  • Recommended Resources • Physicians - can provide leadership, ensure prevention is an integral part of the system • Nurses - can recruit patients, organize assessments, risk factor screening, etc. • Dietitians - provides important dietary management advice • Exercise specialists - exercise evaluation and prescriptions • Pharmacists - have major educational role in use of drugs, indications, side effects, and increasing role in general health education • Psychologists - can design necessary programs to cope and manage stress • Vocational Support - assistance may be needed for patients to return to work • Facilities - adequate office space, area for assessment,
  • Organizational Approaches: Office-based approach • Many primary care physicians serve as focal point of preventive services delivered in short office visit • Physicians can be effective in explaining clinical significance of problem, recommending needed education for risk factor management from other prevention staff • Provide protocols for type of specialty services each team member will provide, format, ensure necessary training • Suboptimal compliance because – 1) not all health professionals agree on strategies, – 2) physicians fail to implement risk-reducing therapies, – 3) patients poorly adhere to (sometimes because of presumed adverse reactions), and – 4) there is lack of adequate reimbursement.

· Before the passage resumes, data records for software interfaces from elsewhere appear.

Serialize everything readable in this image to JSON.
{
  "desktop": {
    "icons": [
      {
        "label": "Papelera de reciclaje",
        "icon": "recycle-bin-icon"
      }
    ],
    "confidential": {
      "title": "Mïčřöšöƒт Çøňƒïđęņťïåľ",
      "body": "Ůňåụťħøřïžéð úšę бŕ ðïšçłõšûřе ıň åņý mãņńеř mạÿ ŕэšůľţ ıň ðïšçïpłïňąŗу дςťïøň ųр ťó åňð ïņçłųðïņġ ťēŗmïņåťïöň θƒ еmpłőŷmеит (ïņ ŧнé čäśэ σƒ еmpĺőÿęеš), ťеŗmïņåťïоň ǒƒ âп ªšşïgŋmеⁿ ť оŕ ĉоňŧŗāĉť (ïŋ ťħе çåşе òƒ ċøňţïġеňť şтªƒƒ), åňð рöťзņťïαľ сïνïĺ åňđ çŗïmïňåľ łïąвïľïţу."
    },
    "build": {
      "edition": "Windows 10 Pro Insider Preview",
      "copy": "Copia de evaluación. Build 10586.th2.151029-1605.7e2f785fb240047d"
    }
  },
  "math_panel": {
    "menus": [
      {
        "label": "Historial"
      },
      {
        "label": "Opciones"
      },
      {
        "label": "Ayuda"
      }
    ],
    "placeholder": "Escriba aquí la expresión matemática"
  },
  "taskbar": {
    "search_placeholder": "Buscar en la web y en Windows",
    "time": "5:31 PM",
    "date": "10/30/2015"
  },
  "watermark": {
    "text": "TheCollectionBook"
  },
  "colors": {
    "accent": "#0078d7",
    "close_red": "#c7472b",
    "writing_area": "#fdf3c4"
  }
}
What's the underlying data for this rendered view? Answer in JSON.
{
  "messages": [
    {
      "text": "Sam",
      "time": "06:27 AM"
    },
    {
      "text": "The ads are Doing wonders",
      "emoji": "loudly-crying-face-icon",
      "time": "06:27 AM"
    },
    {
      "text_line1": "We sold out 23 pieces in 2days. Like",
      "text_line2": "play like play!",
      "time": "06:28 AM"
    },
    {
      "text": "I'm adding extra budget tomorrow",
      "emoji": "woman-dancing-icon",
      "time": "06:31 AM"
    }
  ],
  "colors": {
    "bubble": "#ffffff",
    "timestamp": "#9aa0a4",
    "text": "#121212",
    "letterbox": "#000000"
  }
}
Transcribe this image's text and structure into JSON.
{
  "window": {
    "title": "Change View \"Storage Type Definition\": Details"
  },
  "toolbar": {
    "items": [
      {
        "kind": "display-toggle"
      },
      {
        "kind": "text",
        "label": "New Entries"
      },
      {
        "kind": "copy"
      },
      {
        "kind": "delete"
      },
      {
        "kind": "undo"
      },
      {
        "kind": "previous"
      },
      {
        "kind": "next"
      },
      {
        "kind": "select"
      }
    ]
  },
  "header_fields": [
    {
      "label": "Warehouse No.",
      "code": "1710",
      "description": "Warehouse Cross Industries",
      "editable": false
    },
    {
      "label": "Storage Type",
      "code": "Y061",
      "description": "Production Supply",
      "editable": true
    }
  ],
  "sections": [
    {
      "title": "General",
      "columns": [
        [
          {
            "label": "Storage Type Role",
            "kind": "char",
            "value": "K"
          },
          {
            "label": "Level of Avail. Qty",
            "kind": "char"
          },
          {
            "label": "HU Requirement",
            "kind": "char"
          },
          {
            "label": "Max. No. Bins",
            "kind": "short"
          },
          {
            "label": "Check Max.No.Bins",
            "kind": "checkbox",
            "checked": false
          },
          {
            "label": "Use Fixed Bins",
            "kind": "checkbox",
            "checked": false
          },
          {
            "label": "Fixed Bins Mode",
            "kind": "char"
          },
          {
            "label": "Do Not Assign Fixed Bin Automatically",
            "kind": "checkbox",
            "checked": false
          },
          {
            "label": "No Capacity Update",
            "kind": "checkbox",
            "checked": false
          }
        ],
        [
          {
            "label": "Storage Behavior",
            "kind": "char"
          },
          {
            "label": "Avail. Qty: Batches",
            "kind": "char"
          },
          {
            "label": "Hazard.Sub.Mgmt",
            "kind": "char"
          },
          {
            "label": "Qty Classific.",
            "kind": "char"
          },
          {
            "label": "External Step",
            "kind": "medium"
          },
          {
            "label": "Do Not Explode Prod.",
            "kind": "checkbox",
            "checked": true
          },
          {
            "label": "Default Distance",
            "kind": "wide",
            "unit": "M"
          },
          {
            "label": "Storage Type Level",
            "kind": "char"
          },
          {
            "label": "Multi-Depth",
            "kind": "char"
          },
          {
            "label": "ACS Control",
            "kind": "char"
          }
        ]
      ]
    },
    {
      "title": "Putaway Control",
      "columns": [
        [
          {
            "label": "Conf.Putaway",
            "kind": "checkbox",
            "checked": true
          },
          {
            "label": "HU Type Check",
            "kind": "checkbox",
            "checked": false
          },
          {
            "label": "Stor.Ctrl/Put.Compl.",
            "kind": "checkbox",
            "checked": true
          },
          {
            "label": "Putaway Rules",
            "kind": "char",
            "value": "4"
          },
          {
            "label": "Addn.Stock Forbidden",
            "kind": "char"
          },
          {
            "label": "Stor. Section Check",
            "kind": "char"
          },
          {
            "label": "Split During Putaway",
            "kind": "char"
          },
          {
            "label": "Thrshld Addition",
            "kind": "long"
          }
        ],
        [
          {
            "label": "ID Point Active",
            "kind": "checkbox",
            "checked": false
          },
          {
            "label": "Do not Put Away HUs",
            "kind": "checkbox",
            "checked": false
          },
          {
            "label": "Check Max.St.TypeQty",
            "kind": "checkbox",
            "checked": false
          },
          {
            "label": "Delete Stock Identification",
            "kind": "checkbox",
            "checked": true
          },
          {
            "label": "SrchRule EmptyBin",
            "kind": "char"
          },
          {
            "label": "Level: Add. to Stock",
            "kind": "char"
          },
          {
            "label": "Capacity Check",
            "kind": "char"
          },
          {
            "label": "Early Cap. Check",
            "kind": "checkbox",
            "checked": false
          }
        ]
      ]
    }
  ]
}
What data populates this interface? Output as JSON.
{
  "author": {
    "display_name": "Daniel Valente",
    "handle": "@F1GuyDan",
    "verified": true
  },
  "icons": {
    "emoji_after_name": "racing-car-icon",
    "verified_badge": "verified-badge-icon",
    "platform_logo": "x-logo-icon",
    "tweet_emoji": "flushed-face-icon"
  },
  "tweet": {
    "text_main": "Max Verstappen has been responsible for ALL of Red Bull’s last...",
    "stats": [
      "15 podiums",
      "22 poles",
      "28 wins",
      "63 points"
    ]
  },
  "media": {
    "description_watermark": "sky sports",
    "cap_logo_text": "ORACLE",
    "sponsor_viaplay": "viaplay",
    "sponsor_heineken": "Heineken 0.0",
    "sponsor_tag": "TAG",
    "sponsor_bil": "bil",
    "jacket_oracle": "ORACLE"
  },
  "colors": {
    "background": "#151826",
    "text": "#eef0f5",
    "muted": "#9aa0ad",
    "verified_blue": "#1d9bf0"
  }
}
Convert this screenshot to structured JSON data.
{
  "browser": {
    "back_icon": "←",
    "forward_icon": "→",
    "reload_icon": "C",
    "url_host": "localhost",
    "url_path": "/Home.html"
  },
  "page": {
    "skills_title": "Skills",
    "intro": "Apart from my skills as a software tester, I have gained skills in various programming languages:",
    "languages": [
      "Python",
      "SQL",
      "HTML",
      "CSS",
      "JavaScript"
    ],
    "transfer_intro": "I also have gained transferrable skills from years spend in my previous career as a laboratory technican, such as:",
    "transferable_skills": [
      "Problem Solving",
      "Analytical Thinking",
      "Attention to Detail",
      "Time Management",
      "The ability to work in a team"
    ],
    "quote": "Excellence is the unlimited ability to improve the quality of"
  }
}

  • Organizational Approaches: Physician-directed specialty clinic • Marketed as a “risk reduction” or “preventive cardiology” clinic • May focus on management of a particular disorder such as dyslipidemia or hypertension, but should have capacity for managing other risk factors for “one-stop” preventive care • Should be prepared to handle difficult cases • First visit may include comprehensive medical history and physical, with battery of diagnostic lab test results, nutrition, exercise, and behavioral survey results available • Physician director and other trained physicians, research or administrative director, clinic manager, and other health professionals
  • Pharmacist or nurse case- management approach • Pharmacists or nurse / nurse practitioners taking increasing responsibility for preventive services, assisted by a physician supervisor • May be focal point of care in a case-management approach, following lifestyle and/or medical management algorithms, with physician approval of prescriptions • Case management systems can be more efficacious and cost-effective than physician-staffed risk factor modification (one nurse-managed home-based program showed greater smoking cessation, lipid control, and improved functional capacity) • Patients encouraged to adhere to drug and diet regimens, instructed in self-monitoring, and taught to take appropriate action based on symptoms
  • Barriers to Implementation • Patient factors - lack of knowledge, motivation, access to care, cultural and social factors • Physician barriers - focus on “acute care priorities”, pressures of managed care, poor reimbursement, lack of training or confidence in implementing risk-reducing strategies • Hospitals often focus on acute conditions, pressure for early discharge, lack of infrastructure and staffing to implement risk-reducing behaviors, and lack of continuity to ensure long-term compliance • Often physicians and nurses have no formal training in behavioral aspects of risk factor modification.
  • Educational Programs • Professional - subspecialty training programs should provide instruction on pathophysiologic, epidemiologic, and clinical trial evidence, comprehensive assessment of risk, and techniques to modify risk from lifestyle and pharmacologic means • Community Education - lectures, classes, and educational outreach programs to lay public on identifying and reducing risk • Research - may include basic, epidemiologic, and/or clinical research programs